Neal Shusterman, November 6th 2007 by Simon & Schuster Children's Publishing, 335 pages.
Synopsis from Goodreads:
Connor, Risa, and Lev are running for their lives.
The Second Civil War was fought over reproductive rights. The
chilling resolution: Life is inviolable from the moment of conception
until age thirteen. Between the ages of thirteen and eighteen, however,
parents can have their child "unwound," whereby all of the child's
organs are transplanted into different donors, so life doesn't
technically end. Connor is too difficult for his parents to control.
Risa, a ward of the state is not enough to be kept alive. And Lev is a
tithe, a child conceived and raised to be unwound. Together, they may
have a chance to escape and to survive.
This book was recommended to my son by the local librarian. She was raving about it, so thought I'd read it too and was glad that I did. Right from the start, the book had me hooked - the premise is so horrible, yet I was interested to see what would come of it all.
This is the story of three teens, Connor, Risa, and Lev, told largely from alternating points of view. They live in a dystopian future, where life is sacred, except that from the ages of 13-18, your parents can have you unwound. These unwound children are used as organ and body part transplants and the whole thing is justified by saying that they are not actually dead, that they live on.
This is such a horrifying concept, but Shusterman makes it ring true - his writing is so compelling. He brings in real things that have already happened to lay the foundation for this future. For me, the end was especially chilling with its direct links to Nazi Germany.
I liked the diversity of the three main characters, Connor, Risa, and Lev. They are good foils for each other and show three typical kids from three separate walks of life and how they ended up in their current situations. I found that I really felt for each of this kids in their own way - I know kids like them, they are normal, make mistakes, and get along as best they can.

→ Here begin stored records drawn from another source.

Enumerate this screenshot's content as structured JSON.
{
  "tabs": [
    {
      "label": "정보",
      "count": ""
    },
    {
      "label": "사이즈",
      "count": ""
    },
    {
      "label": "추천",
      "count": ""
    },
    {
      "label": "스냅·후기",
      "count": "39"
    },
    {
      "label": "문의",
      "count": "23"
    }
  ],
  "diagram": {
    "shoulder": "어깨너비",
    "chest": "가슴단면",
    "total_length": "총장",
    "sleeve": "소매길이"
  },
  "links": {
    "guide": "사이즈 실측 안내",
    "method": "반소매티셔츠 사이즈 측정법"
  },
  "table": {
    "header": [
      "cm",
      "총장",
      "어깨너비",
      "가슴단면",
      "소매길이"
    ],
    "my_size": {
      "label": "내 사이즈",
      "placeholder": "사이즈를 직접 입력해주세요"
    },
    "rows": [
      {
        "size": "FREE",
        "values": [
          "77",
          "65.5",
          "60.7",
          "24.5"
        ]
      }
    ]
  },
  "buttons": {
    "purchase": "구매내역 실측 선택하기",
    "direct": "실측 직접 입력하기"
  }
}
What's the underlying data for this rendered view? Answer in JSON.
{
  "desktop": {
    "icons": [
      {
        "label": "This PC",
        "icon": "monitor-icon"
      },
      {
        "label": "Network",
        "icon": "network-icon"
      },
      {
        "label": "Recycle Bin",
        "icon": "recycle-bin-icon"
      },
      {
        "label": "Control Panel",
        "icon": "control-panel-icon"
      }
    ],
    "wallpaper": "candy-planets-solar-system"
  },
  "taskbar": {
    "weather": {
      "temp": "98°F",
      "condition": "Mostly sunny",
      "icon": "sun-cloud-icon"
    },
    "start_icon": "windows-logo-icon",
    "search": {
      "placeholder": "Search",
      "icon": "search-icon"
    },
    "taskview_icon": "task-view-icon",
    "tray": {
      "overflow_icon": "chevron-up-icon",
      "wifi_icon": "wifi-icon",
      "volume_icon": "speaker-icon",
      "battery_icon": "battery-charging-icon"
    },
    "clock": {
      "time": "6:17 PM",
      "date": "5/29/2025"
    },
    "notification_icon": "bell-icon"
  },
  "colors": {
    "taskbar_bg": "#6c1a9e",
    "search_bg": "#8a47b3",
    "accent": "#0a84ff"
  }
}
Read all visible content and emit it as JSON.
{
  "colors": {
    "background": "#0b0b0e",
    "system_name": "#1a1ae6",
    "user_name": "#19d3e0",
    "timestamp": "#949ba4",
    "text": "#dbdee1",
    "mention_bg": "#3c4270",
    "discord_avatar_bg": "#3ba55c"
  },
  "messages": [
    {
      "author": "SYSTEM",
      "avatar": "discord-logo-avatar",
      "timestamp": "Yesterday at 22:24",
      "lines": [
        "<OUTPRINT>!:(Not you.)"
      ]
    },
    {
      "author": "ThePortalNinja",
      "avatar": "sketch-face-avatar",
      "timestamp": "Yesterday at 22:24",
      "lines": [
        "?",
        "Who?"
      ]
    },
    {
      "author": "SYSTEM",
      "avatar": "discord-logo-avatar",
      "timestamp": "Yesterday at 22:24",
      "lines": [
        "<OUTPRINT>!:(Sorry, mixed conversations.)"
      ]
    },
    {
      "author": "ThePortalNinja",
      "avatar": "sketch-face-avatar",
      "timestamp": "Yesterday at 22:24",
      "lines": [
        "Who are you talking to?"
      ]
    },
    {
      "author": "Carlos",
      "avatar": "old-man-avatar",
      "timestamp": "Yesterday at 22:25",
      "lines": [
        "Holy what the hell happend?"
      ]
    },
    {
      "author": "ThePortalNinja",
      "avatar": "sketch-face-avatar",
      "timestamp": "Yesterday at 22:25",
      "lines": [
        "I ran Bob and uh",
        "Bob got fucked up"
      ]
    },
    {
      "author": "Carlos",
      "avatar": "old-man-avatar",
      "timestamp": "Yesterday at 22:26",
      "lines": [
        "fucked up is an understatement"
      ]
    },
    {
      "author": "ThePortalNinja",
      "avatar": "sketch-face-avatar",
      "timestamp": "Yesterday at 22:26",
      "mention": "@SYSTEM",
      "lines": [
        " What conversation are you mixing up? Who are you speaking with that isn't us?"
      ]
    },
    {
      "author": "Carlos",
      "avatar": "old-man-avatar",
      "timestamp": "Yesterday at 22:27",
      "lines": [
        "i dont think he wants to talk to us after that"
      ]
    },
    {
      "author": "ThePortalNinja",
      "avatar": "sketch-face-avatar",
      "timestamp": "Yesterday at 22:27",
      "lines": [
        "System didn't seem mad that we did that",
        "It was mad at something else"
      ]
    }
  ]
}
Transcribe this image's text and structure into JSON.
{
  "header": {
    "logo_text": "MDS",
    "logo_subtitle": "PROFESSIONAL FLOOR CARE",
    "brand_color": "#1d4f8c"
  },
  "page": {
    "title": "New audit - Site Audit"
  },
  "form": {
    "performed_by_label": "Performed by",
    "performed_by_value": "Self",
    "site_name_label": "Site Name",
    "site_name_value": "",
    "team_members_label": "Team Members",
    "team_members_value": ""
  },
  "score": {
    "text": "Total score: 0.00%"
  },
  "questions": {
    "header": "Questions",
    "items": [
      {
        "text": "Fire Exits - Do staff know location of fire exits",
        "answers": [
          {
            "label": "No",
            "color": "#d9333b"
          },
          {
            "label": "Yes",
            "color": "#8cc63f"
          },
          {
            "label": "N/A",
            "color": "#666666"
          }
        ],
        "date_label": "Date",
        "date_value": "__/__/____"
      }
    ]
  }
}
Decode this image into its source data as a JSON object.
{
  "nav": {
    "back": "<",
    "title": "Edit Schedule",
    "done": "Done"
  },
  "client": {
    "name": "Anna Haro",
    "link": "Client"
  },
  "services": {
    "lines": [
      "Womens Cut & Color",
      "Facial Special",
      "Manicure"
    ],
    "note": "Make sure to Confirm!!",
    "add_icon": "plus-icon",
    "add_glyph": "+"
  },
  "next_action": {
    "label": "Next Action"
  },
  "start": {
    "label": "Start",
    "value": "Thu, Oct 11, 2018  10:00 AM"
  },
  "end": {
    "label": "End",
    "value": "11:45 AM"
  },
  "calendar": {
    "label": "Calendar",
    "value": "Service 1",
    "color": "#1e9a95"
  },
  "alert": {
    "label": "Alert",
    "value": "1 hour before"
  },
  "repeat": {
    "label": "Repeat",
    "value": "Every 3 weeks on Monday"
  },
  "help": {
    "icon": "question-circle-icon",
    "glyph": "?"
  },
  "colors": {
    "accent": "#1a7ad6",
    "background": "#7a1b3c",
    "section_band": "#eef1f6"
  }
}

There is a bit of romance, and lots of adventure and tension. I think this book would really appeal to both boys and girls. I, personally, love books that explore big and interesting questions, and this one certainly does. I find myself thinking of this book at times - it is one that has stayed with me. I highly recommend this book an will look up the next one in the series the next chance I have.
Find Neal Shusterman On: Website